About the Book
|He used to say that he was being crucified,|
and I'd say “Hey man, but don’t forget the resurrection.”
|—Mort Sahl (1966)|
spoke frankly about sex, race, religion, government and the lies we tell ourselves. The
things he said infuriated those in power, and authorities in the largest,
most progressive cities in the country tried relentlessly to silence him.
To them, Lenny’s words were filthy and depraved.
But to his fans—the hip, the discontented, the fringe—his words
were not only sharp and hilarious, they were also a light in the dark,
repressed society of the times.
In this revolutionary
new biography, The Trials of Lenny Bruce: The Fall and Rise of an
American Icon, authors Ronald K.L. Collins and David M. Skover
chronicle and analyze Lenny’s free speech struggles. From
Lenny’s early days on stage through his courtroom trials in
At his best, Lenny saw
through the hypocrisy, pretense and paradoxes of our society.
To comprehend the power of his words, one must hear his shticks
and spritzes as he performed them live on stage. The
Trials of Lenny Bruce includes an audio CD of Lenny doing the bits that got him arrested, such as “Las
Vegas Tits and Ass” and “To is a Preposition, Come is a Verb.”
Also included are interviews with his friends and followers George
Carlin, Hugh Hefner, Paul
Krassner and Margaret Cho, among others.
Nat Hentoff, a noted culture
critic, syndicated columnist, and writer for Village
Voice, narrates the CD.
strove to unmask the masked man. As
Hentoff said, he “delighted in exploring why certain words
were forbidden—and then demystifying them.”
Authors Collins and Skover follow Bruce’s crusade to free the First
Amendment from the constraints of censorship
imposed by a false modesty.
Ultimately, Lenny Bruce was vindicated—in principle, but not always in practice:

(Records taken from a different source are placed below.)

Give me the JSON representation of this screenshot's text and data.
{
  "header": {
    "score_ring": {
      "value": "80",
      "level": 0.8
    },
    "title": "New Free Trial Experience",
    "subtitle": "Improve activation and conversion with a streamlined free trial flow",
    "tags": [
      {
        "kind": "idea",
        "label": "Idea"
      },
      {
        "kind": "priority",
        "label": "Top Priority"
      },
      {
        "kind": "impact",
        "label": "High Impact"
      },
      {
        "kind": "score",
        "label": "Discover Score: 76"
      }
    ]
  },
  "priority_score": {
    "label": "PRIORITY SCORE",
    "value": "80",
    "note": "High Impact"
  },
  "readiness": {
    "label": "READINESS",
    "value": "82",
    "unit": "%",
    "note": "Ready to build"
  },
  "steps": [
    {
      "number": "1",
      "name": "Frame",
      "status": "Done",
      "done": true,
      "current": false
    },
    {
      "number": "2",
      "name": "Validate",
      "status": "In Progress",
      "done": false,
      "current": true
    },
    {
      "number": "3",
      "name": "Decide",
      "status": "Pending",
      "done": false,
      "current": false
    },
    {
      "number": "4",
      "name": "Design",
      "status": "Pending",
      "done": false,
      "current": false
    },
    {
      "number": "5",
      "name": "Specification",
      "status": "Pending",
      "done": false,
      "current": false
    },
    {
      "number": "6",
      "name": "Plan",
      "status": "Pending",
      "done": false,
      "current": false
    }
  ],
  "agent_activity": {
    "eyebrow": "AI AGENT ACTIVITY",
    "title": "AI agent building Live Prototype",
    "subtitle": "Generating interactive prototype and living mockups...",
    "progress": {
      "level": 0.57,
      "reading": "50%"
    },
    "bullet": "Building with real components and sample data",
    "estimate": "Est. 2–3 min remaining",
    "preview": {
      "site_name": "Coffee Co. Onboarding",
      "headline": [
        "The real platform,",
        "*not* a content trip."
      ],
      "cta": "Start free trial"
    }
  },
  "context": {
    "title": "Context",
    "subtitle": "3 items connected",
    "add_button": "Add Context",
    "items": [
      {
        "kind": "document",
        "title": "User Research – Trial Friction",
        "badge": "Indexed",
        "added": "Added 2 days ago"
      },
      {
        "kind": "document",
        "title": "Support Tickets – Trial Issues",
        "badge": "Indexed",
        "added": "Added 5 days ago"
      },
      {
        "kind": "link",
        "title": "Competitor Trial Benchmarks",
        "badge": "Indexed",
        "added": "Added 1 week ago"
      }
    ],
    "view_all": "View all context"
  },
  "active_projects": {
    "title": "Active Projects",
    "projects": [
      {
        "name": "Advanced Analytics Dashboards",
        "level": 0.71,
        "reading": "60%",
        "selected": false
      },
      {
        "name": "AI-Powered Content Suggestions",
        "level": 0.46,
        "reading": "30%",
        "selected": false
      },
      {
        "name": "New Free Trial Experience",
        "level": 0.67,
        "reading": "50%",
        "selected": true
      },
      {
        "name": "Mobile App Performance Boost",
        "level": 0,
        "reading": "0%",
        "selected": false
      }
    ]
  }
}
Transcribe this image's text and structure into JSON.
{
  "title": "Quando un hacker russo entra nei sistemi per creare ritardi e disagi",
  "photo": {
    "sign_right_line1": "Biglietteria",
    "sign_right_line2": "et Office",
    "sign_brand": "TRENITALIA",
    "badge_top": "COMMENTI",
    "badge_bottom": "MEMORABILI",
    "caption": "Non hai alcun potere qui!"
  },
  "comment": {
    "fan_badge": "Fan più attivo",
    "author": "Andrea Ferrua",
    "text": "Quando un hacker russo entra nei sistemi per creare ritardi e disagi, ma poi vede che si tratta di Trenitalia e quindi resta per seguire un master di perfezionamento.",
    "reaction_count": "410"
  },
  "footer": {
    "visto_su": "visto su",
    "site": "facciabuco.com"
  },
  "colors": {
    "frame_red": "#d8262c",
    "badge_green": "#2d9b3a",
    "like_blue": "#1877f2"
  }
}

The tragedy, of course, is that though his speech was legal, he died a convicted man. Comprehensively researched and written with engaging wit and penetrating analysis, The Trials of Lenny Bruce is a major contribution to the history of free speech in America. It also stands as the authoritative work on Lenny Bruce’s valiant struggle to free his comedy.